Input data Start Marker

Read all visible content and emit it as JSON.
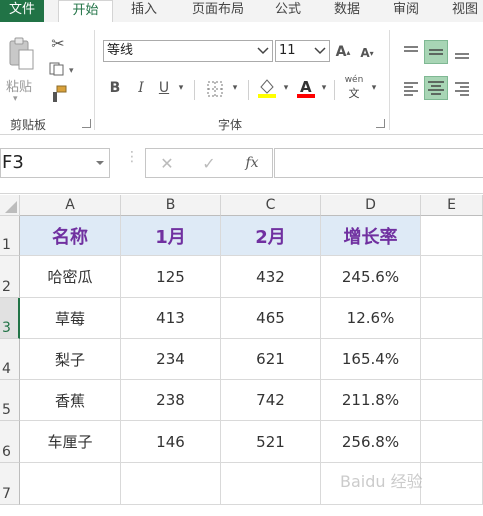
{
  "ribbon_tabs": [
    "文件",
    "开始",
    "插入",
    "页面布局",
    "公式",
    "数据",
    "审阅",
    "视图"
  ],
  "clipboard": {
    "paste_label": "粘贴",
    "group_label": "剪贴板"
  },
  "font": {
    "name": "等线",
    "size": "11",
    "group_label": "字体",
    "bold": "B",
    "italic": "I",
    "underline": "U",
    "phonetic": "wén"
  },
  "formula_bar": {
    "cell_ref": "F3",
    "fx": "fx",
    "value": ""
  },
  "columns": [
    "A",
    "B",
    "C",
    "D",
    "E"
  ],
  "rows": [
    "1",
    "2",
    "3",
    "4",
    "5",
    "6",
    "7"
  ],
  "selected_row": "3",
  "table": {
    "header": [
      "名称",
      "1月",
      "2月",
      "增长率"
    ],
    "rows": [
      [
        "哈密瓜",
        "125",
        "432",
        "245.6%"
      ],
      [
        "草莓",
        "413",
        "465",
        "12.6%"
      ],
      [
        "梨子",
        "234",
        "621",
        "165.4%"
      ],
      [
        "香蕉",
        "238",
        "742",
        "211.8%"
      ],
      [
        "车厘子",
        "146",
        "521",
        "256.8%"
      ]
    ]
  },
  "colors": {
    "excel_green": "#217346",
    "header_fill": "#deeaf6",
    "header_text": "#7030a0",
    "highlight_yellow": "#ffff00",
    "font_red": "#ff0000"
  },
  "watermark": "Baidu 经验"
}
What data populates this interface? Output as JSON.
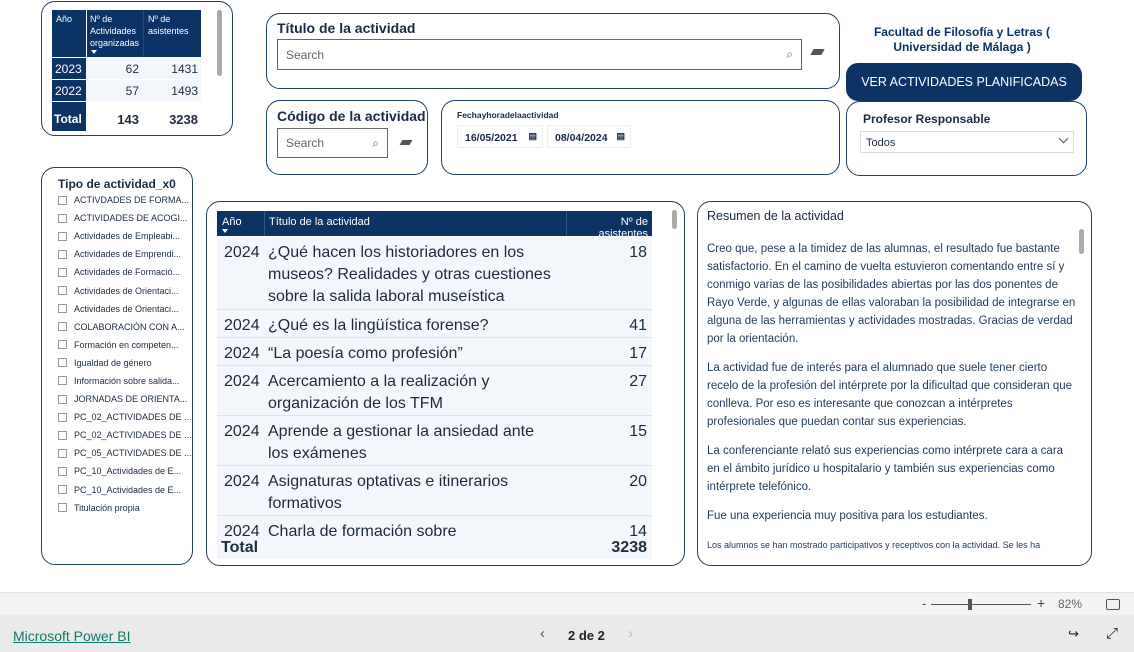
{
  "year_table": {
    "headers": [
      "Año",
      "Nº de Actividades organizadas",
      "Nº de asistentes"
    ],
    "rows": [
      {
        "year": "2023",
        "activities": "62",
        "attendees": "1431"
      },
      {
        "year": "2022",
        "activities": "57",
        "attendees": "1493"
      }
    ],
    "total": {
      "label": "Total",
      "activities": "143",
      "attendees": "3238"
    }
  },
  "title_filter": {
    "label": "Título de la actividad",
    "placeholder": "Search"
  },
  "code_filter": {
    "label": "Código de la actividad",
    "placeholder": "Search"
  },
  "date_filter": {
    "label": "Fechayhoradelaactividad",
    "start": "16/05/2021",
    "end": "08/04/2024"
  },
  "faculty": {
    "line1": "Facultad de Filosofía y Letras (",
    "line2": "Universidad de Málaga )"
  },
  "planned_button": "VER ACTIVIDADES PLANIFICADAS",
  "professor_filter": {
    "label": "Profesor Responsable",
    "value": "Todos"
  },
  "type_filter": {
    "label": "Tipo de actividad_x0",
    "items": [
      "ACTIVDADES DE FORMA...",
      "ACTIVIDADES DE ACOGI...",
      "Actividades de Empleabi...",
      "Actividades de Emprendi...",
      "Actividades de Formació...",
      "Actividades de Orientaci...",
      "Actividades de Orientaci...",
      "COLABORACIÓN CON A...",
      "Formación en competen...",
      "Igualdad de género",
      "Información sobre salida...",
      "JORNADAS DE ORIENTA...",
      "PC_02_ACTIVIDADES DE ...",
      "PC_02_ACTIVIDADES DE ...",
      "PC_05_ACTIVIDADES DE ...",
      "PC_10_Actividades de E...",
      "PC_10_Actividades de E...",
      "Titulación propia"
    ]
  },
  "main_table": {
    "headers": [
      "Año",
      "Título de la actividad",
      "Nº de asistentes"
    ],
    "rows": [
      {
        "year": "2024",
        "title": "¿Qué hacen los historiadores en los museos? Realidades y otras cuestiones sobre la salida laboral museística",
        "attendees": "18"
      },
      {
        "year": "2024",
        "title": "¿Qué es la lingüística forense?",
        "attendees": "41"
      },
      {
        "year": "2024",
        "title": "“La poesía como profesión”",
        "attendees": "17"
      },
      {
        "year": "2024",
        "title": "Acercamiento a la realización y organización de los TFM",
        "attendees": "27"
      },
      {
        "year": "2024",
        "title": "Aprende a gestionar la ansiedad ante los exámenes",
        "attendees": "15"
      },
      {
        "year": "2024",
        "title": "Asignaturas optativas e itinerarios formativos",
        "attendees": "20"
      },
      {
        "year": "2024",
        "title": "Charla de formación sobre",
        "attendees": "14"
      }
    ],
    "total": {
      "label": "Total",
      "attendees": "3238"
    }
  },
  "summary": {
    "title": "Resumen de la actividad",
    "paragraphs": [
      "Creo que, pese a la timidez de las alumnas, el resultado fue bastante satisfactorio. En el camino de vuelta estuvieron comentando entre sí y conmigo varias de las posibilidades abiertas por las dos ponentes de Rayo Verde, y algunas de ellas valoraban la posibilidad de integrarse en alguna de las herramientas y actividades mostradas. Gracias de verdad por la orientación.",
      "La actividad fue de interés para el alumnado que suele tener cierto recelo de la profesión del intérprete por la dificultad que consideran que conlleva. Por eso es interesante que conozcan a intérpretes profesionales que puedan contar sus experiencias.",
      "La conferenciante relató sus experiencias como intérprete cara a cara en el ámbito jurídico u hospitalario y también sus experiencias como intérprete telefónico.",
      "Fue una experiencia muy positiva para los estudiantes."
    ],
    "small_paragraph": "Los alumnos se han mostrado participativos y receptivos con la actividad. Se les ha"
  },
  "zoom": {
    "minus": "-",
    "plus": "+",
    "value": "82%",
    "level_percent": 82
  },
  "footer": {
    "brand": "Microsoft Power BI",
    "page": "2 de 2"
  },
  "colors": {
    "navy": "#0b3364",
    "row_bg": "#f3f7fc"
  }
}
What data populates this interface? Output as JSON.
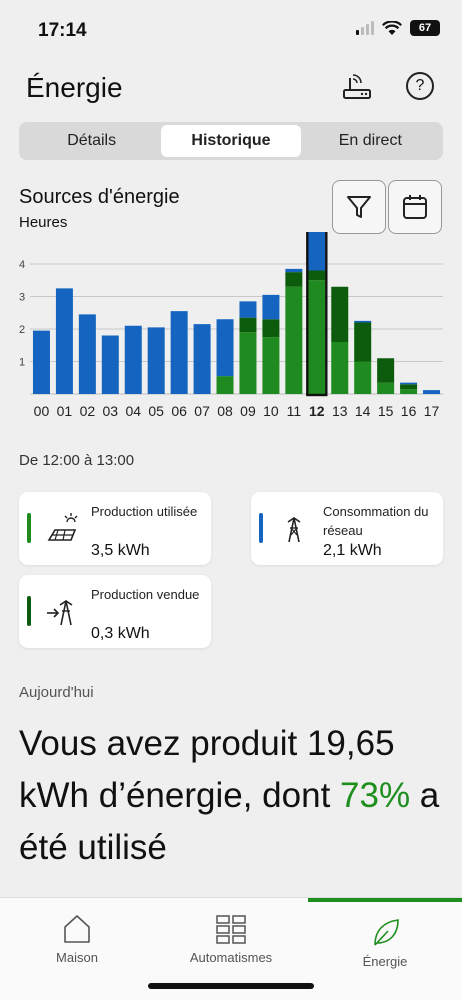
{
  "status": {
    "time": "17:14",
    "battery": "67"
  },
  "header": {
    "title": "Énergie",
    "help": "?"
  },
  "tabs": [
    {
      "label": "Détails",
      "active": false
    },
    {
      "label": "Historique",
      "active": true
    },
    {
      "label": "En direct",
      "active": false
    }
  ],
  "chart_header": {
    "title": "Sources d'énergie",
    "subtitle": "Heures"
  },
  "chart_data": {
    "type": "bar",
    "stacked": true,
    "categories": [
      "00",
      "01",
      "02",
      "03",
      "04",
      "05",
      "06",
      "07",
      "08",
      "09",
      "10",
      "11",
      "12",
      "13",
      "14",
      "15",
      "16",
      "17"
    ],
    "selected": "12",
    "ylabel": "Heures",
    "yticks": [
      1,
      2,
      3,
      4
    ],
    "ylim": [
      0,
      4.8
    ],
    "grid": true,
    "series": [
      {
        "color": "#1f8a1f",
        "values": [
          0,
          0,
          0,
          0,
          0,
          0,
          0,
          0,
          0.55,
          1.9,
          1.75,
          3.3,
          3.5,
          1.6,
          1.0,
          0.35,
          0.15,
          0
        ]
      },
      {
        "color": "#0d5c0d",
        "values": [
          0,
          0,
          0,
          0,
          0,
          0,
          0,
          0,
          0,
          0.45,
          0.55,
          0.45,
          0.3,
          1.7,
          1.2,
          0.75,
          0.15,
          0
        ]
      },
      {
        "color": "#1565c0",
        "values": [
          1.95,
          3.25,
          2.45,
          1.8,
          2.1,
          2.05,
          2.55,
          2.15,
          1.75,
          0.5,
          0.75,
          0.1,
          2.1,
          0,
          0.05,
          0,
          0.05,
          0.12
        ]
      }
    ]
  },
  "range_label": "De 12:00 à 13:00",
  "cards": {
    "production": {
      "label": "Production utilisée",
      "value": "3,5 kWh",
      "color": "#1f8a1f"
    },
    "consumption": {
      "label": "Consommation du réseau",
      "value": "2,1 kWh",
      "color": "#1565c0"
    },
    "sold": {
      "label": "Production vendue",
      "value": "0,3 kWh",
      "color": "#0d5c0d"
    }
  },
  "today": {
    "label": "Aujourd'hui",
    "text_before": "Vous avez produit 19,65 kWh d’énergie, dont ",
    "percent": "73%",
    "text_after": " a été utilisé"
  },
  "nav": [
    {
      "label": "Maison",
      "icon": "home-icon"
    },
    {
      "label": "Automatismes",
      "icon": "grid-icon"
    },
    {
      "label": "Énergie",
      "icon": "leaf-icon",
      "active": true
    }
  ]
}
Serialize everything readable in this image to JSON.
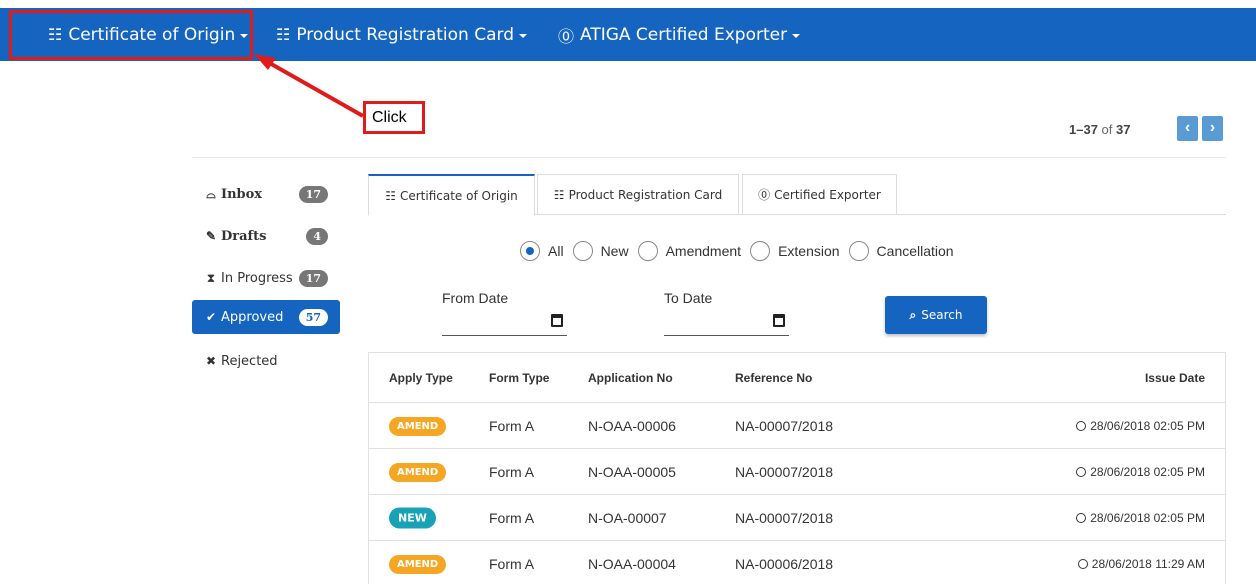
{
  "topnav": {
    "items": [
      {
        "label": "Certificate of Origin",
        "icon": "certificate-icon"
      },
      {
        "label": "Product Registration Card",
        "icon": "registration-card-icon"
      },
      {
        "label": "ATIGA Certified Exporter",
        "icon": "certified-exporter-icon"
      }
    ]
  },
  "annotation": {
    "label": "Click"
  },
  "pager": {
    "range": "1–37",
    "of_label": "of",
    "total": "37"
  },
  "sidebar": {
    "items": [
      {
        "label": "Inbox",
        "count": "17",
        "icon": "inbox-icon"
      },
      {
        "label": "Drafts",
        "count": "4",
        "icon": "edit-icon"
      },
      {
        "label": "In Progress",
        "count": "17",
        "icon": "hourglass-icon"
      },
      {
        "label": "Approved",
        "count": "57",
        "icon": "check-circle-icon"
      },
      {
        "label": "Rejected",
        "icon": "times-circle-icon"
      }
    ]
  },
  "tabs": [
    {
      "label": "Certificate of Origin",
      "icon": "certificate-icon"
    },
    {
      "label": "Product Registration Card",
      "icon": "registration-card-icon"
    },
    {
      "label": "Certified Exporter",
      "icon": "certified-exporter-icon"
    }
  ],
  "filters": {
    "options": [
      "All",
      "New",
      "Amendment",
      "Extension",
      "Cancellation"
    ],
    "selected": "All"
  },
  "dates": {
    "from_label": "From Date",
    "to_label": "To Date"
  },
  "search": {
    "label": "Search"
  },
  "table": {
    "headers": [
      "Apply Type",
      "Form Type",
      "Application No",
      "Reference No",
      "Issue Date"
    ],
    "rows": [
      {
        "apply_type": "AMEND",
        "form_type": "Form A",
        "application_no": "N-OAA-00006",
        "reference_no": "NA-00007/2018",
        "issue_date": "28/06/2018 02:05 PM"
      },
      {
        "apply_type": "AMEND",
        "form_type": "Form A",
        "application_no": "N-OAA-00005",
        "reference_no": "NA-00007/2018",
        "issue_date": "28/06/2018 02:05 PM"
      },
      {
        "apply_type": "NEW",
        "form_type": "Form A",
        "application_no": "N-OA-00007",
        "reference_no": "NA-00007/2018",
        "issue_date": "28/06/2018 02:05 PM"
      },
      {
        "apply_type": "AMEND",
        "form_type": "Form A",
        "application_no": "N-OAA-00004",
        "reference_no": "NA-00006/2018",
        "issue_date": "28/06/2018 11:29 AM"
      }
    ]
  },
  "colors": {
    "primary": "#1565c0",
    "amend": "#f5a623",
    "new": "#17a2b8",
    "highlight": "#e01b1b"
  }
}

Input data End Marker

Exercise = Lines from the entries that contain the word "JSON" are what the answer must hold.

Answer for the task =
Read all visible content and emit it as JSON.
What data populates this interface? Output as JSON.
What data populates this interface? Output as JSON.
Serialize everything readable in this image to JSON.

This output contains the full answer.